What is being asked – Filter the entries that follow, copying every line in which the word "this" appears.
··· Data supplied ···
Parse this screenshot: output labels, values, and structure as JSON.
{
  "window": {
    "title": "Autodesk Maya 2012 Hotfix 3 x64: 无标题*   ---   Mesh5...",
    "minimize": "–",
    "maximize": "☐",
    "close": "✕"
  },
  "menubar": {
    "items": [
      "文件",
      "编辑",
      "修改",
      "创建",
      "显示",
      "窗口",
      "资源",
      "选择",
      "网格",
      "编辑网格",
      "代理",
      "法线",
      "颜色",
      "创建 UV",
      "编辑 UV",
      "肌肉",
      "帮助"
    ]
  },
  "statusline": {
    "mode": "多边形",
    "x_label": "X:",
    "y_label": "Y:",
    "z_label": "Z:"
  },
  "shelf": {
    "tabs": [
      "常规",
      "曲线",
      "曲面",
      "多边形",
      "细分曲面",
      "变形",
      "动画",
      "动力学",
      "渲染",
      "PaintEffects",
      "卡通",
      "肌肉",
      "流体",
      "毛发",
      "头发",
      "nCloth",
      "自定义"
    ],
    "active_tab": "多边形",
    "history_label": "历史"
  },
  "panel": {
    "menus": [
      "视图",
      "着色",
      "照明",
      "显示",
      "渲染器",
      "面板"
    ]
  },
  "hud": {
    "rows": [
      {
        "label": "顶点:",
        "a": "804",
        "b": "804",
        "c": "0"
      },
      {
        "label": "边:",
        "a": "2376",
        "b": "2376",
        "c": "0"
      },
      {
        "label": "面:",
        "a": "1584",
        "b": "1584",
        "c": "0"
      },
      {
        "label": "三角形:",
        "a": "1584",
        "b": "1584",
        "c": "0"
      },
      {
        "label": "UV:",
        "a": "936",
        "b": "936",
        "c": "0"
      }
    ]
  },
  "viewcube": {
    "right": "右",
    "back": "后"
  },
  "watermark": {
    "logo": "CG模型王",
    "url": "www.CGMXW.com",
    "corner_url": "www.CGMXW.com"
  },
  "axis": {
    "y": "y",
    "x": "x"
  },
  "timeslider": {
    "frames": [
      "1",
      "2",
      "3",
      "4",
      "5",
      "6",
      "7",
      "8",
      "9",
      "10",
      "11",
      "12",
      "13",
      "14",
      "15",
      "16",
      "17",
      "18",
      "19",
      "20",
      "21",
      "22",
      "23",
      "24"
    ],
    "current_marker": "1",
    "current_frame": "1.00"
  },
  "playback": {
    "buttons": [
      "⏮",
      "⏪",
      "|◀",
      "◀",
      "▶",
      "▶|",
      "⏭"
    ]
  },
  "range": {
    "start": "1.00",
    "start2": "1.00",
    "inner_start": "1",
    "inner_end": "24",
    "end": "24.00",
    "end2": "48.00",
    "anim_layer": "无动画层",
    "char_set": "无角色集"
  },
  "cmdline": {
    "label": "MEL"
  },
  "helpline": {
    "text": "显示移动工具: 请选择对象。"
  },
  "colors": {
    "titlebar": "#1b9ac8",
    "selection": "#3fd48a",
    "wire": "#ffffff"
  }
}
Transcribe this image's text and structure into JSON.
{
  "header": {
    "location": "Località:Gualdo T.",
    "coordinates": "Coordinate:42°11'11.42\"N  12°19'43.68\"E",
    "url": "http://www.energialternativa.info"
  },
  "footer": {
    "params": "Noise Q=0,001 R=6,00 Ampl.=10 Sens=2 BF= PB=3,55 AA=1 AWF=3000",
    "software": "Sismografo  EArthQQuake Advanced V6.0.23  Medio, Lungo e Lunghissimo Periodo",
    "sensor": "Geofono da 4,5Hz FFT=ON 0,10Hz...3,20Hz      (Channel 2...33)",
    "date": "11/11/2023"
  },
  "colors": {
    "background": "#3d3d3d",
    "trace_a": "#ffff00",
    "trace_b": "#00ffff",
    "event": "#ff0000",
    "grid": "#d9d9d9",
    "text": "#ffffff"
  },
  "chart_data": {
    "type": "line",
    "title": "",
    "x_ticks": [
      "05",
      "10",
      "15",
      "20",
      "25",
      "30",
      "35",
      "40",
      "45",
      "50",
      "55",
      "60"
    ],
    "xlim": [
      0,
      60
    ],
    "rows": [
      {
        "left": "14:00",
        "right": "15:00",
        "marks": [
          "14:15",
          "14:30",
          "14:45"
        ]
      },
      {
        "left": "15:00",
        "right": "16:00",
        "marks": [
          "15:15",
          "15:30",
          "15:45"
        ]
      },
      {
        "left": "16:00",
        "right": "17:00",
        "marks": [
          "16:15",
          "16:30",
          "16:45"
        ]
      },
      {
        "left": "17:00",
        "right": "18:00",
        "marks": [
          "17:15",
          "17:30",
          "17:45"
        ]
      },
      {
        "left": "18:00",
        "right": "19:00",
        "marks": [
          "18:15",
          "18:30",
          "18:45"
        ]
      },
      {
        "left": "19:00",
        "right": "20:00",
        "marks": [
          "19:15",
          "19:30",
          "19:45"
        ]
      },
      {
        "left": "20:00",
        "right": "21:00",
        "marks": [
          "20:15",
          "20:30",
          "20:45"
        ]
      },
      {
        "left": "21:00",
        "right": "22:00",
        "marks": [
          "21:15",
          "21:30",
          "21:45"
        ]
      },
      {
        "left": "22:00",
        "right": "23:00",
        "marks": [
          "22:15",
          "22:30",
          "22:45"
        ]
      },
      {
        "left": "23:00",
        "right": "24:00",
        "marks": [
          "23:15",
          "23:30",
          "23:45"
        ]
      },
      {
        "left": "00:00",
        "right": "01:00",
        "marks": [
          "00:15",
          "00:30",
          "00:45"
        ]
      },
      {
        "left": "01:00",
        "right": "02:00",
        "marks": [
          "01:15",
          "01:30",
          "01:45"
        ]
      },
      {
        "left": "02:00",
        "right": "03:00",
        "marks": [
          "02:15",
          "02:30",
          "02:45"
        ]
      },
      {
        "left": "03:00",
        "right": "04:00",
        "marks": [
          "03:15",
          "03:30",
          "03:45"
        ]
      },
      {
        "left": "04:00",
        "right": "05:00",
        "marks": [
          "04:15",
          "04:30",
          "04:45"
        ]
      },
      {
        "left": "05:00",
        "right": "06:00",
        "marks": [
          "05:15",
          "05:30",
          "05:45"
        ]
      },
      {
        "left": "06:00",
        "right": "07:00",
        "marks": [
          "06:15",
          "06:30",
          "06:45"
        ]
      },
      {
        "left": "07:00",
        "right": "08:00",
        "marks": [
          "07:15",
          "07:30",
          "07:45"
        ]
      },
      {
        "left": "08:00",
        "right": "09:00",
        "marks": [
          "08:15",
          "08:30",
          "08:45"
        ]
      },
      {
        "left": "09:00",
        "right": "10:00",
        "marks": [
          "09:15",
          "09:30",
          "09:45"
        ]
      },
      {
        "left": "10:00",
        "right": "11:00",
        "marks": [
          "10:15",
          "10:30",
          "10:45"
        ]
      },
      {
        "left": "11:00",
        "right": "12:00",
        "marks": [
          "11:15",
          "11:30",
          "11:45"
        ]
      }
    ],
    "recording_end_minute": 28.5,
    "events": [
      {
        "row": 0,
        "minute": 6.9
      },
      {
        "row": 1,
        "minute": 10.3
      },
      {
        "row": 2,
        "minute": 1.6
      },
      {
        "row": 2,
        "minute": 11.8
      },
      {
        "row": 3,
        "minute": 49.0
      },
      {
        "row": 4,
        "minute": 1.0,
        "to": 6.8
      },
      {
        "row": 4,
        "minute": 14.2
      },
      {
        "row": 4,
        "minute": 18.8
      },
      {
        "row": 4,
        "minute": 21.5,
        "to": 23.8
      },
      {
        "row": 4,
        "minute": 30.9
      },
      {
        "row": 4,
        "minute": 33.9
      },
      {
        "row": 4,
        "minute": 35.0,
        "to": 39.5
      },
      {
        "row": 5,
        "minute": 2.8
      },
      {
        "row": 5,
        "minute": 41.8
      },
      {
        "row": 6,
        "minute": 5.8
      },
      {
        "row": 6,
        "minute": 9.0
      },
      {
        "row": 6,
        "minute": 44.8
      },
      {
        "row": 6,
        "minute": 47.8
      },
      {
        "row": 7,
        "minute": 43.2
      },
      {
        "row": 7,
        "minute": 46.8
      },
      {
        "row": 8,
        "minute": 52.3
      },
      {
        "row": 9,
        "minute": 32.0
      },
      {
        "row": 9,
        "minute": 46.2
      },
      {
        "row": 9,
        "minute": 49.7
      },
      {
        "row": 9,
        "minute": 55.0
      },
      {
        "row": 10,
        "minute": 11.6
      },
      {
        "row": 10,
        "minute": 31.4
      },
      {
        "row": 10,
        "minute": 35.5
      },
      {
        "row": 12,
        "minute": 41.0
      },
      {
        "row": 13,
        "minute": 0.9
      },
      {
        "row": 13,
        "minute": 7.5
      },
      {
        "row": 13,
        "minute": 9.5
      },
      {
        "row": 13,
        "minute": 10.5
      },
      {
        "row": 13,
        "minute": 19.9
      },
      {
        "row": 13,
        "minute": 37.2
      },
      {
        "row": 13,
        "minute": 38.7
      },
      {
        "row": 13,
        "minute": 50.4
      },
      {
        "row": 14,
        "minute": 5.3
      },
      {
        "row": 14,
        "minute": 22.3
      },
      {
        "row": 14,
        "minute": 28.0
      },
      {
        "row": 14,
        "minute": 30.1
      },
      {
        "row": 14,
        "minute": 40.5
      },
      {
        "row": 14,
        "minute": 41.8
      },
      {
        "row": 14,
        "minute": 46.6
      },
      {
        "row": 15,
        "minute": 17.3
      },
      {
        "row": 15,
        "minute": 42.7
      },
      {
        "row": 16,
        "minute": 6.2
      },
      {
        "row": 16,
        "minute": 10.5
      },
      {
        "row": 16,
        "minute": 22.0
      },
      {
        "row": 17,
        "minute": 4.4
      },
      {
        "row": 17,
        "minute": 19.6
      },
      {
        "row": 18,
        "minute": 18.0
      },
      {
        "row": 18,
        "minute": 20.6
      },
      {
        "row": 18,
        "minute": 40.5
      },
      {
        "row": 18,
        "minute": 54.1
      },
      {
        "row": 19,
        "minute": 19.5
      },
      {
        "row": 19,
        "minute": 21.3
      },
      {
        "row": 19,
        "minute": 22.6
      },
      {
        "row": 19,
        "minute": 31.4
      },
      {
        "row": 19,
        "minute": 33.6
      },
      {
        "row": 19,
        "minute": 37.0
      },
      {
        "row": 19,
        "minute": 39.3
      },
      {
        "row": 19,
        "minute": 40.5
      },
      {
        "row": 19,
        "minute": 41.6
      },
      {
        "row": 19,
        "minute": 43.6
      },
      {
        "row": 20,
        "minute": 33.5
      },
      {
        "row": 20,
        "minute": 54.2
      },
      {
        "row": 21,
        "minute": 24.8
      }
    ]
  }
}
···
Written response –
Parse this screenshot: output labels, values, and structure as JSON.
Transcribe this image's text and structure into JSON.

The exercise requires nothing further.